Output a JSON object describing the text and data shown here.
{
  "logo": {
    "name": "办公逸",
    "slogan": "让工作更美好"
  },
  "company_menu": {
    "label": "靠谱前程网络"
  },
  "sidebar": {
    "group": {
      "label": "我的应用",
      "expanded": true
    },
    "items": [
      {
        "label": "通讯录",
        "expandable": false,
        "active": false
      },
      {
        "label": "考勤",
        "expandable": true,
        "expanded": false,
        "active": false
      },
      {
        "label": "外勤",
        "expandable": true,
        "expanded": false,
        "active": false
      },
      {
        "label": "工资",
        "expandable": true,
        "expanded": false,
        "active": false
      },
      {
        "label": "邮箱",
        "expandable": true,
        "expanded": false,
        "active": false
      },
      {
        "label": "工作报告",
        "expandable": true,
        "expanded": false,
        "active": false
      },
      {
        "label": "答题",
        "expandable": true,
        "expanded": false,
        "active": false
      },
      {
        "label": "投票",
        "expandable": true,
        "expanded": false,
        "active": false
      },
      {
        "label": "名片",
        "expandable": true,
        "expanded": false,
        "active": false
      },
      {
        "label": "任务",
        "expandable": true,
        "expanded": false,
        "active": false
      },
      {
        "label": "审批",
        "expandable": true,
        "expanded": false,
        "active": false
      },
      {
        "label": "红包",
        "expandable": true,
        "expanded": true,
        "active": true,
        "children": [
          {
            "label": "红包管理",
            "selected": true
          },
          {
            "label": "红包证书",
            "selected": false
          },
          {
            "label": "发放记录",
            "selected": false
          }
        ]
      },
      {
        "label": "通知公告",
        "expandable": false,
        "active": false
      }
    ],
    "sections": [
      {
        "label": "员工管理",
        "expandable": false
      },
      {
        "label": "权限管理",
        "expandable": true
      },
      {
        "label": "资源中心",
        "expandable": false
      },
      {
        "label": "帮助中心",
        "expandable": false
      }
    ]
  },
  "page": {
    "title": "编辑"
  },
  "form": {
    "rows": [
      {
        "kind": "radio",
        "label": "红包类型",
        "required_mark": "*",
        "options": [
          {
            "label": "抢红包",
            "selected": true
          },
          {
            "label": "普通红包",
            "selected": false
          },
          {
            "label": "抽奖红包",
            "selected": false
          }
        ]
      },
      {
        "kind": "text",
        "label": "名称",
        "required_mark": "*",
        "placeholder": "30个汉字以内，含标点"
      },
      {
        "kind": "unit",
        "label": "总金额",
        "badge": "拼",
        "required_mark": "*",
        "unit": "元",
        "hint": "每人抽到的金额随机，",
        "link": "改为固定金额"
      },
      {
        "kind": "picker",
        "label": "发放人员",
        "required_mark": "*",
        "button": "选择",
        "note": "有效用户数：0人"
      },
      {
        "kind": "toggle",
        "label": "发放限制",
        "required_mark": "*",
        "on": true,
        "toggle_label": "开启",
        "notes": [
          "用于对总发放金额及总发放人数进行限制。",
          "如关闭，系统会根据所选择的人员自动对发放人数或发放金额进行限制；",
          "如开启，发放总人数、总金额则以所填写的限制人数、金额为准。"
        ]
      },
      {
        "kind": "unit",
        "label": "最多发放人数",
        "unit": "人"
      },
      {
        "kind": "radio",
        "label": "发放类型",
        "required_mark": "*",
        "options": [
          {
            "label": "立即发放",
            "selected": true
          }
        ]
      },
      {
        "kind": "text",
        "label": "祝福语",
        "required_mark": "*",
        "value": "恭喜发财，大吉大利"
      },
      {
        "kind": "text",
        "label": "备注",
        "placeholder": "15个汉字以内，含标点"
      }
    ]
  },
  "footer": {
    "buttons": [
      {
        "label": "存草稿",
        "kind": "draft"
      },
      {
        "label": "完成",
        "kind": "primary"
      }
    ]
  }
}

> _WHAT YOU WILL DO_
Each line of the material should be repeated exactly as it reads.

> _ANSWER AREA_
Output a JSON object describing the text and data shown here.
{
  "logo": {
    "name": "办公逸",
    "slogan": "让工作更美好"
  },
  "company_menu": {
    "label": "靠谱前程网络"
  },
  "sidebar": {
    "group": {
      "label": "我的应用",
      "expanded": true
    },
    "items": [
      {
        "label": "通讯录",
        "expandable": false,
        "active": false
      },
      {
        "label": "考勤",
        "expandable": true,
        "expanded": false,
        "active": false
      },
      {
        "label": "外勤",
        "expandable": true,
        "expanded": false,
        "active": false
      },
      {
        "label": "工资",
        "expandable": true,
        "expanded": false,
        "active": false
      },
      {
        "label": "邮箱",
        "expandable": true,
        "expanded": false,
        "active": false
      },
      {
        "label": "工作报告",
        "expandable": true,
        "expanded": false,
        "active": false
      },
      {
        "label": "答题",
        "expandable": true,
        "expanded": false,
        "active": false
      },
      {
        "label": "投票",
        "expandable": true,
        "expanded": false,
        "active": false
      },
      {
        "label": "名片",
        "expandable": true,
        "expanded": false,
        "active": false
      },
      {
        "label": "任务",
        "expandable": true,
        "expanded": false,
        "active": false
      },
      {
        "label": "审批",
        "expandable": true,
        "expanded": false,
        "active": false
      },
      {
        "label": "红包",
        "expandable": true,
        "expanded": true,
        "active": true,
        "children": [
          {
            "label": "红包管理",
            "selected": true
          },
          {
            "label": "红包证书",
            "selected": false
          },
          {
            "label": "发放记录",
            "selected": false
          }
        ]
      },
      {
        "label": "通知公告",
        "expandable": false,
        "active": false
      }
    ],
    "sections": [
      {
        "label": "员工管理",
        "expandable": false
      },
      {
        "label": "权限管理",
        "expandable": true
      },
      {
        "label": "资源中心",
        "expandable": false
      },
      {
        "label": "帮助中心",
        "expandable": false
      }
    ]
  },
  "page": {
    "title": "编辑"
  },
  "form": {
    "rows": [
      {
        "kind": "radio",
        "label": "红包类型",
        "required_mark": "*",
        "options": [
          {
            "label": "抢红包",
            "selected": true
          },
          {
            "label": "普通红包",
            "selected": false
          },
          {
            "label": "抽奖红包",
            "selected": false
          }
        ]
      },
      {
        "kind": "text",
        "label": "名称",
        "required_mark": "*",
        "placeholder": "30个汉字以内，含标点"
      },
      {
        "kind": "unit",
        "label": "总金额",
        "badge": "拼",
        "required_mark": "*",
        "unit": "元",
        "hint": "每人抽到的金额随机，",
        "link": "改为固定金额"
      },
      {
        "kind": "picker",
        "label": "发放人员",
        "required_mark": "*",
        "button": "选择",
        "note": "有效用户数：0人"
      },
      {
        "kind": "toggle",
        "label": "发放限制",
        "required_mark": "*",
        "on": true,
        "toggle_label": "开启",
        "notes": [
          "用于对总发放金额及总发放人数进行限制。",
          "如关闭，系统会根据所选择的人员自动对发放人数或发放金额进行限制；",
          "如开启，发放总人数、总金额则以所填写的限制人数、金额为准。"
        ]
      },
      {
        "kind": "unit",
        "label": "最多发放人数",
        "unit": "人"
      },
      {
        "kind": "radio",
        "label": "发放类型",
        "required_mark": "*",
        "options": [
          {
            "label": "立即发放",
            "selected": true
          }
        ]
      },
      {
        "kind": "text",
        "label": "祝福语",
        "required_mark": "*",
        "value": "恭喜发财，大吉大利"
      },
      {
        "kind": "text",
        "label": "备注",
        "placeholder": "15个汉字以内，含标点"
      }
    ]
  },
  "footer": {
    "buttons": [
      {
        "label": "存草稿",
        "kind": "draft"
      },
      {
        "label": "完成",
        "kind": "primary"
      }
    ]
  }
}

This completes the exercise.